▶ _About this task_
Copy the data that follows exactly, and include none of its images.
*** Records for this exercise Section Begins ***
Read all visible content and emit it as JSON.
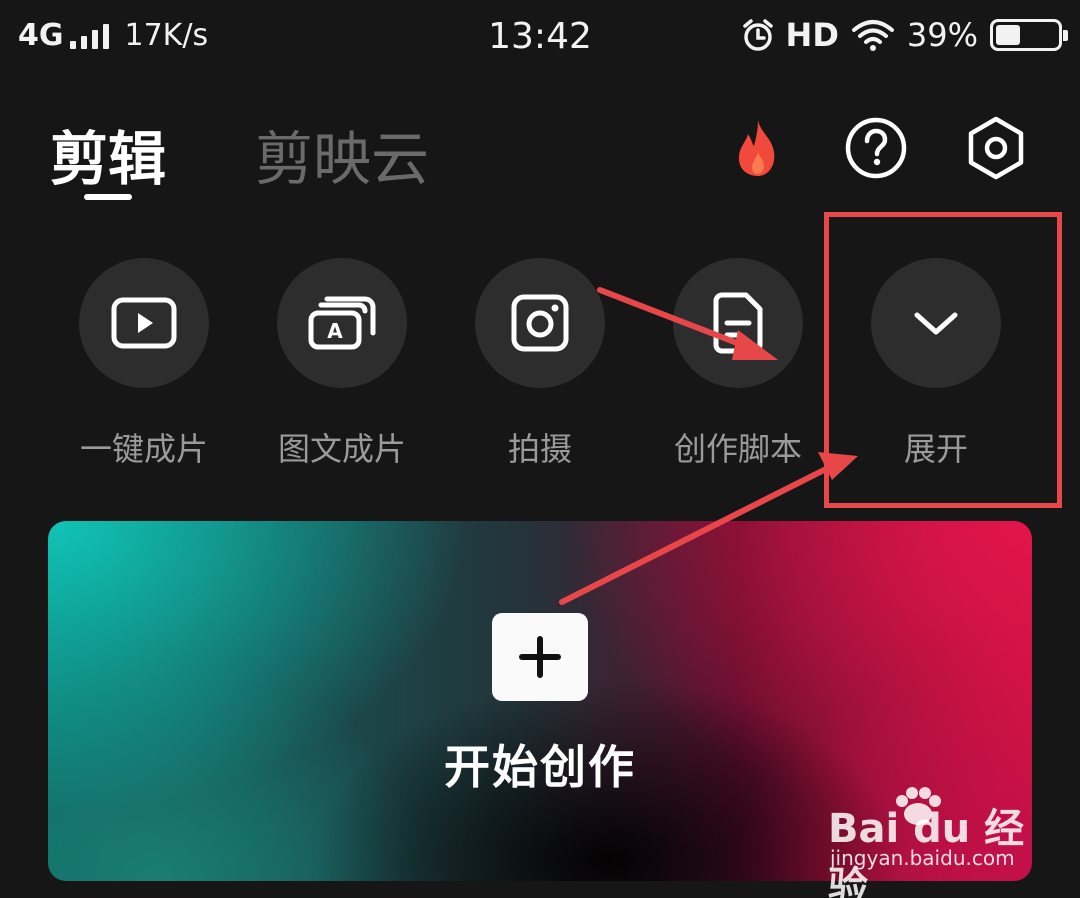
{
  "status_bar": {
    "network": "4G",
    "speed": "17K/s",
    "time": "13:42",
    "hd": "HD",
    "battery": "39%",
    "battery_level": 0.39
  },
  "tabs": [
    {
      "label": "剪辑",
      "active": true
    },
    {
      "label": "剪映云",
      "active": false
    }
  ],
  "top_icons": [
    "fire-icon",
    "help-icon",
    "settings-icon"
  ],
  "quick_actions": [
    {
      "label": "一键成片",
      "icon": "play-icon"
    },
    {
      "label": "图文成片",
      "icon": "text-image-icon"
    },
    {
      "label": "拍摄",
      "icon": "camera-icon"
    },
    {
      "label": "创作脚本",
      "icon": "script-icon"
    },
    {
      "label": "展开",
      "icon": "chevron-down-icon"
    }
  ],
  "start_card": {
    "label": "开始创作",
    "icon": "plus-icon"
  },
  "watermark": {
    "logo_text": "Bai du 经验",
    "url": "jingyan.baidu.com"
  },
  "colors": {
    "background": "#161616",
    "circle": "#2d2d2d",
    "annotation_red": "#e8474a",
    "fire": "#f1493b",
    "card_teal": "#11c4b6",
    "card_pink": "#e2154a"
  }
}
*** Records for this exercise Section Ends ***
▶ _Solution for this task_
Read all visible content and emit it as JSON.
{
  "status_bar": {
    "network": "4G",
    "speed": "17K/s",
    "time": "13:42",
    "hd": "HD",
    "battery": "39%",
    "battery_level": 0.39
  },
  "tabs": [
    {
      "label": "剪辑",
      "active": true
    },
    {
      "label": "剪映云",
      "active": false
    }
  ],
  "top_icons": [
    "fire-icon",
    "help-icon",
    "settings-icon"
  ],
  "quick_actions": [
    {
      "label": "一键成片",
      "icon": "play-icon"
    },
    {
      "label": "图文成片",
      "icon": "text-image-icon"
    },
    {
      "label": "拍摄",
      "icon": "camera-icon"
    },
    {
      "label": "创作脚本",
      "icon": "script-icon"
    },
    {
      "label": "展开",
      "icon": "chevron-down-icon"
    }
  ],
  "start_card": {
    "label": "开始创作",
    "icon": "plus-icon"
  },
  "watermark": {
    "logo_text": "Bai du 经验",
    "url": "jingyan.baidu.com"
  },
  "colors": {
    "background": "#161616",
    "circle": "#2d2d2d",
    "annotation_red": "#e8474a",
    "fire": "#f1493b",
    "card_teal": "#11c4b6",
    "card_pink": "#e2154a"
  }
}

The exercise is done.